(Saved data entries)
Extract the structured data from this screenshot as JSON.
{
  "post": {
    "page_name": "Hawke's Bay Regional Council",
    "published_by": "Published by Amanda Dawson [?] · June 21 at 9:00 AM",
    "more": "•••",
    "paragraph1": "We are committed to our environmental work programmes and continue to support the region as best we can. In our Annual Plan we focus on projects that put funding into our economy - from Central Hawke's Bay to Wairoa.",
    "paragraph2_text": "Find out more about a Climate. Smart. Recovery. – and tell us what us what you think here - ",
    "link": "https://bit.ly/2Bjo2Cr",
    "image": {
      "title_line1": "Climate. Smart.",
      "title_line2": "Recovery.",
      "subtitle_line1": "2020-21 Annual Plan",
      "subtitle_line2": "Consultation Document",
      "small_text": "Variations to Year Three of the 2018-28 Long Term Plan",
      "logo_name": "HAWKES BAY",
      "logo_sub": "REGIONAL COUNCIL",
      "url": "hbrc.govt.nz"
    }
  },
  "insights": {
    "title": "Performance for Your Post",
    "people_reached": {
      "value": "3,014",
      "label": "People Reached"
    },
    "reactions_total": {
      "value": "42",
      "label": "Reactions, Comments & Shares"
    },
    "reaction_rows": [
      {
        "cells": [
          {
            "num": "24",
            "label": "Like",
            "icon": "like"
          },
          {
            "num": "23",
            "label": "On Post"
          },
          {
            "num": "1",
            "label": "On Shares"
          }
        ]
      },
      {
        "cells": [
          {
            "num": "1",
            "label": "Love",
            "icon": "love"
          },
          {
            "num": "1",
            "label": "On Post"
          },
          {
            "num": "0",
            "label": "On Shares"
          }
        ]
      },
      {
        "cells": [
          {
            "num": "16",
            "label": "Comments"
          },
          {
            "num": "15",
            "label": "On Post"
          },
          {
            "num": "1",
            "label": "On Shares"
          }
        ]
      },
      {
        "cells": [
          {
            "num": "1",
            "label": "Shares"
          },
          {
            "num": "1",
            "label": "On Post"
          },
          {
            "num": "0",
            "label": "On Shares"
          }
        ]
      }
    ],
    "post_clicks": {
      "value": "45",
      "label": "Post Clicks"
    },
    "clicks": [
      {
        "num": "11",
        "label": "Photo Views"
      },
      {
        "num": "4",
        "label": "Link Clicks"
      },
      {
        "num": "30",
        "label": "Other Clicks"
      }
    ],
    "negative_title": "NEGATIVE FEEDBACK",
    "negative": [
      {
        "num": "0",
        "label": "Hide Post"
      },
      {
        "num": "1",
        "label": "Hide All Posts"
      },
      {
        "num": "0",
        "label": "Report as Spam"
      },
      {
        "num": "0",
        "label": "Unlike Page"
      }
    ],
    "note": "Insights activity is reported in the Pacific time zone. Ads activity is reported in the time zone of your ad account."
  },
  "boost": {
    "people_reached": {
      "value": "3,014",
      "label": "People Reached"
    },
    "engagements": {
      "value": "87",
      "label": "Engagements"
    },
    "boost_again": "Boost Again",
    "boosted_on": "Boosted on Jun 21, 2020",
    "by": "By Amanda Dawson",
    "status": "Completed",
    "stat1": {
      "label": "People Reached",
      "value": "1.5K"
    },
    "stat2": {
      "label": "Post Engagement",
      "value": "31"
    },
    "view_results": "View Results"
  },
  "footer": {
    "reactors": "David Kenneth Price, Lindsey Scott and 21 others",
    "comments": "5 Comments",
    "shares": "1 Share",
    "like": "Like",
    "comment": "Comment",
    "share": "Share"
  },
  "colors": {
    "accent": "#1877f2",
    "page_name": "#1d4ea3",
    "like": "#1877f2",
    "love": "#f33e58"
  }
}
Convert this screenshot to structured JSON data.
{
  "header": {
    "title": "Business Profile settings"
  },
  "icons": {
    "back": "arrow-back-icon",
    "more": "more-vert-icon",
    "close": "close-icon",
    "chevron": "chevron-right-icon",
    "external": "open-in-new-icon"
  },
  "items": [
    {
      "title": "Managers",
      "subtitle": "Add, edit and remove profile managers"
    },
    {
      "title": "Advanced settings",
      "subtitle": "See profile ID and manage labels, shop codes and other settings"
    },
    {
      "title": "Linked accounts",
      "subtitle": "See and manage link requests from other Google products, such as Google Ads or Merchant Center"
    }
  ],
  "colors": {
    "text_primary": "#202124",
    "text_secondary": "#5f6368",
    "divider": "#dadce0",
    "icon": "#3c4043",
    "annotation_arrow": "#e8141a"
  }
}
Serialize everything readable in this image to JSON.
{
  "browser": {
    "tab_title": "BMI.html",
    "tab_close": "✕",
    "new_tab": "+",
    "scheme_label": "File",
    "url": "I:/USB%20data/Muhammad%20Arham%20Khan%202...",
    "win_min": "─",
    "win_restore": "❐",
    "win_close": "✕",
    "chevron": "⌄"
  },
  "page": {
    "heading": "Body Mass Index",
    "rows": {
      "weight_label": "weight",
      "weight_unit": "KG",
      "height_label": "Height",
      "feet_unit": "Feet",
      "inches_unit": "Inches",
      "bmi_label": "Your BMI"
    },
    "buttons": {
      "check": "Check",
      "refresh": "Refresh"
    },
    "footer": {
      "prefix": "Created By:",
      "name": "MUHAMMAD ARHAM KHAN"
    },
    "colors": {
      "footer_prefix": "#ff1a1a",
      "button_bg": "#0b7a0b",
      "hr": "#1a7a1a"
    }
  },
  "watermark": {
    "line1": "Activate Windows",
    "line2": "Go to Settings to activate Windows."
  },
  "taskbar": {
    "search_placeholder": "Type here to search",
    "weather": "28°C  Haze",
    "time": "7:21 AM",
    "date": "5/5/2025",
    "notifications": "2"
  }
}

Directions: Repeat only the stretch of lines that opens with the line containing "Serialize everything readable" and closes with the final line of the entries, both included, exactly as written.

Task solution:
Serialize everything readable in this image to JSON.
{
  "browser": {
    "tab_title": "BMI.html",
    "tab_close": "✕",
    "new_tab": "+",
    "scheme_label": "File",
    "url": "I:/USB%20data/Muhammad%20Arham%20Khan%202...",
    "win_min": "─",
    "win_restore": "❐",
    "win_close": "✕",
    "chevron": "⌄"
  },
  "page": {
    "heading": "Body Mass Index",
    "rows": {
      "weight_label": "weight",
      "weight_unit": "KG",
      "height_label": "Height",
      "feet_unit": "Feet",
      "inches_unit": "Inches",
      "bmi_label": "Your BMI"
    },
    "buttons": {
      "check": "Check",
      "refresh": "Refresh"
    },
    "footer": {
      "prefix": "Created By:",
      "name": "MUHAMMAD ARHAM KHAN"
    },
    "colors": {
      "footer_prefix": "#ff1a1a",
      "button_bg": "#0b7a0b",
      "hr": "#1a7a1a"
    }
  },
  "watermark": {
    "line1": "Activate Windows",
    "line2": "Go to Settings to activate Windows."
  },
  "taskbar": {
    "search_placeholder": "Type here to search",
    "weather": "28°C  Haze",
    "time": "7:21 AM",
    "date": "5/5/2025",
    "notifications": "2"
  }
}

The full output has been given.